Group protests 1080
A group of around 40 adults and their children gathered at the Stratford War Memorial car park on Saturday before marching along Broadway to protest the use of 1080.
The march was part of a nationwide event, Operation Ban 1080, a rolling demonstration promoted on social media. Events were held around the country on the day, with participants calling for an end to aerial 1080.
The Stratford group walked along Broadway, stopping at the southern roundabout, chanting “ban 1080” and other slogans as they went.
Emma Zane said she was protesting “because I don’t want my children drinking water which contains poison. I’m too scared to let them swim in rivers now in case they get sick from 1080”.
She said she didn’t believe 1080 was safe.
“Everyone knows you can’t trust what government groups tell you. If it wasn’t dangerous then why does it have warnings on the containers?” As the group walked past Barbara Simmons, she shook her head.
“How are they going to get rid of all the rats and stoats without 1080. They’ll be the first to complain when we don’t have any kiwis left.”
Opposition to 1080 is largely based on claims it kills native animals and birds as well as the pests it targets, poisons domestic animals who ingest it and gets into waterways. Those in favour claim predator pest numbers are so high and damage so severe, that without extreme measures some native forests would soon be beyond repair. Today’s methods and strength of

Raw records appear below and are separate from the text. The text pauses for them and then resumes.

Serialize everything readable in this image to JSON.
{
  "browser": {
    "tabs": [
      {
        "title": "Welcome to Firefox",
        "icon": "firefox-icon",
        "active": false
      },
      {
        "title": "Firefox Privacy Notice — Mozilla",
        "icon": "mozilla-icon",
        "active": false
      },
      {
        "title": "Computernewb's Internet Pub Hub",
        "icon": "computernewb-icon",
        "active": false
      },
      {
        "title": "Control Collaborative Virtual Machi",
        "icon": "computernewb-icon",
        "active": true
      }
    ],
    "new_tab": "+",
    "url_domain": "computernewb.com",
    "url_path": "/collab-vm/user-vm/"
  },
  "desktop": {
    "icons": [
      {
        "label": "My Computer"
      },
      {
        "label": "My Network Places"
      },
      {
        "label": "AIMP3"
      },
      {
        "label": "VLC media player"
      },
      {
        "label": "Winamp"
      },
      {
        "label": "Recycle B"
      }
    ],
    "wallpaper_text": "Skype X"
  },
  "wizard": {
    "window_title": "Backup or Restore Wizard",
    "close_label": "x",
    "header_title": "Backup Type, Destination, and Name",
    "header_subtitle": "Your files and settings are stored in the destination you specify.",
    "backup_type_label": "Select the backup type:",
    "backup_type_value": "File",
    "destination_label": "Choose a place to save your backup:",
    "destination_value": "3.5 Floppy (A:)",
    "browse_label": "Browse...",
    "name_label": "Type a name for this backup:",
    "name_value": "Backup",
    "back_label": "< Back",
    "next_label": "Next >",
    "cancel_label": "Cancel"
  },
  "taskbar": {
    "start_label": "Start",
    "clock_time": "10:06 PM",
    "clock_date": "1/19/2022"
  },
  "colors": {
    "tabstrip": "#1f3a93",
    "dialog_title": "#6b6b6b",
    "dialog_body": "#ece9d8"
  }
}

1080 are said to be safer and more effective than the 1080 used years ago, according to supporters.
In a joint statement Department of Conservation, Ospri, Federated Farmers, Forest & Bird and WWF-NZ said they believed 1080 was “an effective, safe and valuable tool in the fight to protect New Zealand’s forests and native birds, bats, insects and lizards”.

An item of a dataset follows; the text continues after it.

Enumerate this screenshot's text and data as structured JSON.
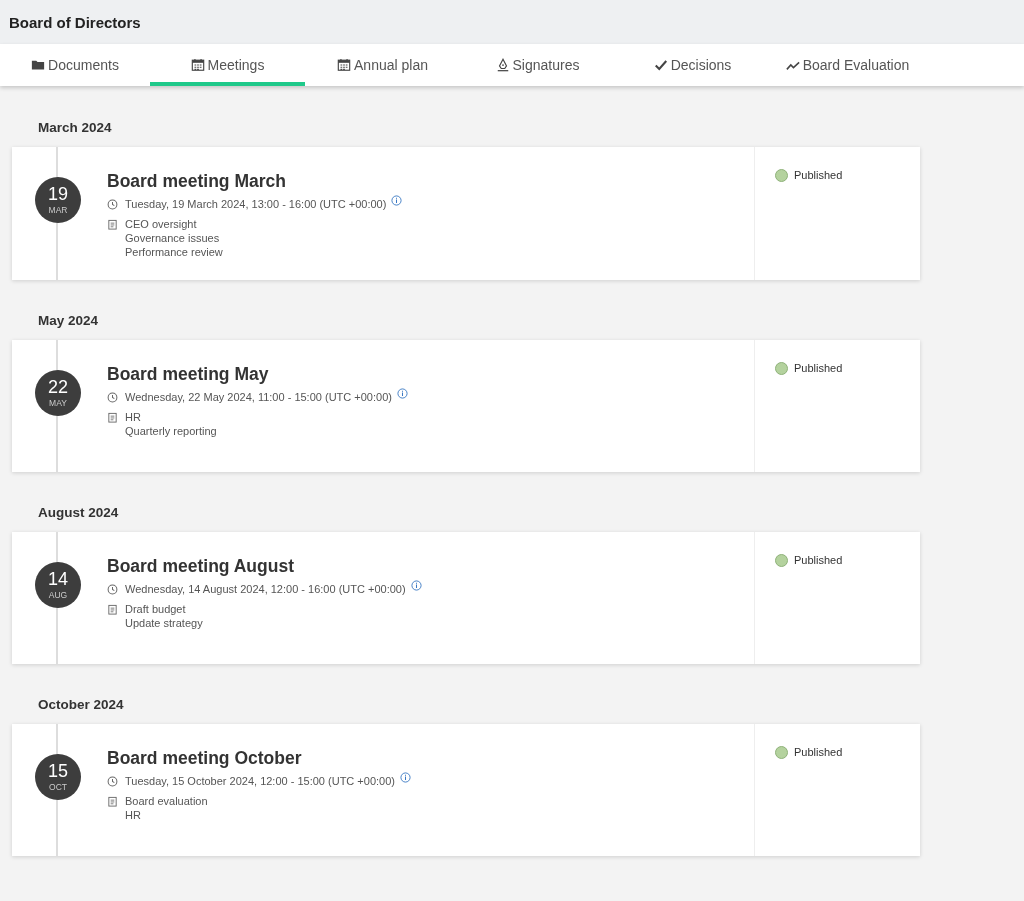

The organisations said its use was backed by years of testing, review and research by scientists from Landcare Research, Universities, Environmental Protection Authority (EPA), Ministry of Health and the independent Parliamentary Commissioner for the Environment.
DOC said concerned people should visit
Protesters were out on Saturday objecting to the use of 1080.